Charles Leiber and colleagues at Harvard University describe silicon nanowire they devised that can convert light into electrical energy. Virtually invisible to the naked eye, a single strand can crank out up to 200 picowatts. The nanowire is not made of metal but of silicon with three different types of conductivity arranged as layered shells.
Incoming light generates electrons in the outer shell, which are then swept into the second layer and the inner core along micropores.
The nanowire, which resembles a miniscule coaxial cable, is made of layers of silicon (Image: Nature)
Although the proof-of-concept device only converts about 3% of light into electricity, Lieber says it “allows us to study a fundamentally different geometry for photovoltaic cells, which may be attractive for improving the efficiency.”
He also believes it may be possible to boost the nanowire’s efficiency by getting rid of defects in the crystal. “Our goal is to get in the 15% [efficiency] range,” Lieber says.”
Lieber’s new nanowire functions as a complete solar cell. At its core is a rod-shaped crystal of silicon, about 100 nanometres across, doped with boron. Layers of polycrystalline silicon are added to wrap it in a 50-nm-thick layer of undoped silicon and a 50-nm-thick outer coating of silicon doped with phosphorus.
Harry Atwater, a physicist at Caltech, called the Harvard research “an important first experimental step forward.” Atwater recently wrote a theoretical paper that suggested it may be possible to get the efficiency of such a nanowire above the 20 to 25 percent seen in highly ordered crystalline silicon. Lieber sees no reason that the efficiency can’t be improved to at least 10 or 15 percent. At that point, he says, the lower costs that his production process entails might make large arrays of nanowires competitive with macroscale solar cells.
Since the materials are thin, the chances of an electron being trapped by a defect before escaping from one layer to the next are low, so it’s possible to use cheaper materials with more defects.
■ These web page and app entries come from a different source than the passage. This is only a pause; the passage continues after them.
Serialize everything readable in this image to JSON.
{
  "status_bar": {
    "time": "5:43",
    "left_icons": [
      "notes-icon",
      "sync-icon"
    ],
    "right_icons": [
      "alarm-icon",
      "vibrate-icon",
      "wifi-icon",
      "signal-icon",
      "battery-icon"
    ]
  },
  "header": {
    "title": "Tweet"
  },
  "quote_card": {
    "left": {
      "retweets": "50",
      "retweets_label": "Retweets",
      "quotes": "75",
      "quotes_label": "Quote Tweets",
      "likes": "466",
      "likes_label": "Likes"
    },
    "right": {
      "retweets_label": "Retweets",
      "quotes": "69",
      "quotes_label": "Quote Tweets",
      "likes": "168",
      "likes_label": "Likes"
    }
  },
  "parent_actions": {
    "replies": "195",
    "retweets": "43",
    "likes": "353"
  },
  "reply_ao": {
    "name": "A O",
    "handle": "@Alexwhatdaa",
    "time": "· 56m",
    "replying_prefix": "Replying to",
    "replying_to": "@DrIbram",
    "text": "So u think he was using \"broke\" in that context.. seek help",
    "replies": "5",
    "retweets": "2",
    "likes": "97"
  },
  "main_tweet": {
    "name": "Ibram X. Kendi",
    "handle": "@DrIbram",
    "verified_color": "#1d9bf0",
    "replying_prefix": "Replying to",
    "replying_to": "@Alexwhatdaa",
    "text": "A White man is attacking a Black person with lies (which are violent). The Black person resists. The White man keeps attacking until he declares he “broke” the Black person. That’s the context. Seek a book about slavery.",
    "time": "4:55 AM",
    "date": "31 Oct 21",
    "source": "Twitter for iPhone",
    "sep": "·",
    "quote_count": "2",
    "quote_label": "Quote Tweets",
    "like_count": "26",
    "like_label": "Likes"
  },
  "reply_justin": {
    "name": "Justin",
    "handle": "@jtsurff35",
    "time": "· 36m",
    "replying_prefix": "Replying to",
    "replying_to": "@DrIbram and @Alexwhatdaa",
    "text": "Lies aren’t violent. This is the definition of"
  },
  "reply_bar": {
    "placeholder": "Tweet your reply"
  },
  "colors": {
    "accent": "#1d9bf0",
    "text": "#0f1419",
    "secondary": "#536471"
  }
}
Lieber has tested only small numbers of nanowire solar cells. For large-scale applications, the nanowires would need to be chemically grown in dense arrays. Atwater and Lewis recently took steps in this direction, publishing in the past month two papers in which they describe growing dense arrays of microscopic wires, but wires without the multiple layers that Lieber’s have. Paired with a liquid electrolyte, the wires generated electricity from light. Since it may prove easier to manufacture solid-state solar cells such as Lieber’s, however, Lewis and Atwater are working to produce arrays of wires with multiple layers.
Even with the potential advantage of cheaper materials, wire-based solar cells would probably need to be about 10 percent efficient if they were to compete with existing technology. The researchers’ next steps include finding ways to make more dense arrays of wires to absorb more light and, in Lieber’s case, to find ways to generate increased voltage from nanowire solar cells.